The fascination of the philosophical paradox-game called the Prisoners' Dilemma (PD) is its capacity to test rival notions of rationality, morality, individualism, and collective choices.
A. K. Sen presents the following scenario of the Prisoner's Dilemma:
There are, so the story runs, two prisoners to be tried, each known to be guilty of a major crime (jointly committed), but the prosecution does not have enough evidence to prove this. What the prosecution does have is proof of a joint minor crime. So each prisoner is asked separately whether he will confess or not. If both do, then they will be tried for the major crime but get a reduced sentence, say 10 years. If neither does, then they will be tried for the minor crime and will get 2 years each. If one does and the other does not, then the pillar of society goes free and the other gets the full penalty of 20 years. Given this choice, each argues that if the other does confess, it is better for him to confess also, and if the other does not, then again it is better that he confesses. So each decides to confess and led by reason they go to prison for 10 years each whereas they would have got only 2 years each if they each refused to confess. That's the dilemma. [“Choice, Orderings and Morality,” in Stephen Koerner ed., Practical Reason (Yale, 1974), 56.]
Various reasons may invalidate Sen's next point. Sen claims that we are more correct in interpreting the nature of morality as a moral ordering, not of the outcomes (payoffs) of actions but of the various orderings of such outcomes. By this definition Sen seeks to eliminate the conflict between morality and social optimality. But Sen's arguments will not stand muster.

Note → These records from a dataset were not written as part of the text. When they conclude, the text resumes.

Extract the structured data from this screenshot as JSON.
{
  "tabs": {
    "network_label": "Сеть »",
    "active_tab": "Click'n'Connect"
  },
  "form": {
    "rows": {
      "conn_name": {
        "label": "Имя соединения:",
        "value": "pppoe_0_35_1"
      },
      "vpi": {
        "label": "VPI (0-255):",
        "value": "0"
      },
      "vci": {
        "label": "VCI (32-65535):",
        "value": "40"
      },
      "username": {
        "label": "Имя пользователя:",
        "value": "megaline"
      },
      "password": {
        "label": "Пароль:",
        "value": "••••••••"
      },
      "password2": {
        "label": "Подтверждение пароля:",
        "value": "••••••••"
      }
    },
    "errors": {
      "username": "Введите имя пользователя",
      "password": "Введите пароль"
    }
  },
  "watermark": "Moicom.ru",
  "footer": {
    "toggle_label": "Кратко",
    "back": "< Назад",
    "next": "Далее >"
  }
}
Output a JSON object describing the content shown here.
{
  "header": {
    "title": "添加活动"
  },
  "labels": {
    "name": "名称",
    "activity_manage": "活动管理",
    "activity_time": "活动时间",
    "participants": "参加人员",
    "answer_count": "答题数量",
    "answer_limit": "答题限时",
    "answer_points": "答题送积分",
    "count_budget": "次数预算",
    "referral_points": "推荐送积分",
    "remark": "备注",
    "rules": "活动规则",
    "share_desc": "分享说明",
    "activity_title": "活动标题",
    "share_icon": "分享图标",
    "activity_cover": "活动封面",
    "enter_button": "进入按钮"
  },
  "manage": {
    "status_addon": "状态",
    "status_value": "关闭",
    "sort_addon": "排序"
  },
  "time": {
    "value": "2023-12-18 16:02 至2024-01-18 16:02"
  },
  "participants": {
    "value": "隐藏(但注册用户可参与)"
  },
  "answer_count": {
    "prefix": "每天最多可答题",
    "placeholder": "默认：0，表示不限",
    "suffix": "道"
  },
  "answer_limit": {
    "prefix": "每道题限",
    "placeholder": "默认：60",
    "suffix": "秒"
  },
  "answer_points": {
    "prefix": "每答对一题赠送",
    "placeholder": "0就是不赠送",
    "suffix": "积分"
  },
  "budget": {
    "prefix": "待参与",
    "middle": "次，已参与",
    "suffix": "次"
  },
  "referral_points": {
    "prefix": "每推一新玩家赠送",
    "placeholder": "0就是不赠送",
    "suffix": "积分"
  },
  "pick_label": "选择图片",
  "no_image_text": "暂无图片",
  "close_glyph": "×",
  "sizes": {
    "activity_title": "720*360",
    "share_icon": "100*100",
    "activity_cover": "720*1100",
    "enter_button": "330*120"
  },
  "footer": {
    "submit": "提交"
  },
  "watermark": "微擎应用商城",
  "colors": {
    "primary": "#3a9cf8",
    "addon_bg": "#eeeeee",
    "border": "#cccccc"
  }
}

The PD actually involves three central problems—namely, isolation, coordination, and assurance. The isolation problem occurs when the decisions of individual's independent rationality, made in isolation, are worse for everyone than other alternative actions. The coordination problem arises when we can see an alternative action available to people caught in the isolation problem; but unless they all take the same coordinated action, they will fail to enjoy an advantage of departing from a rationally independent decision. Finally, the assurance problem shows that unless we receive adequate assurance that others will also decide upon the coordinated action, we cannot prefer to depart from independent rationality. However, we would all find this coordinated action more advantageous, and hence seem to maximize our social utility.
The PD raises the issue of whether it is more “rational” to follow “self-interest” or “morality” when the two seem to conflict. The PD paradox, as Sen interprets it, implies that self-interest (or universal independent rationality) maximizes neither individual nor social utility. Sen's argument would mean that those who define morality as social optimality must accept the corollary that it conflicts with individual optimality. Similarly, those who define morality as individual optimality would have to admit that it conflicts with social optimality.
Such inadequate conclusions call for a deeper analysis of the Prisoners' Dilemma. By clarifying our notions of morality and rationality we can show how perfect rationality and perfect morality necessarily coincide. To extricate ourselves from the PD we need to investigate a purely formal definition of rationality, like “doing what is supported by the best reasons.” In addition, we must define a substantive theory of reasons to spell out what facts are reasons for whom to do what.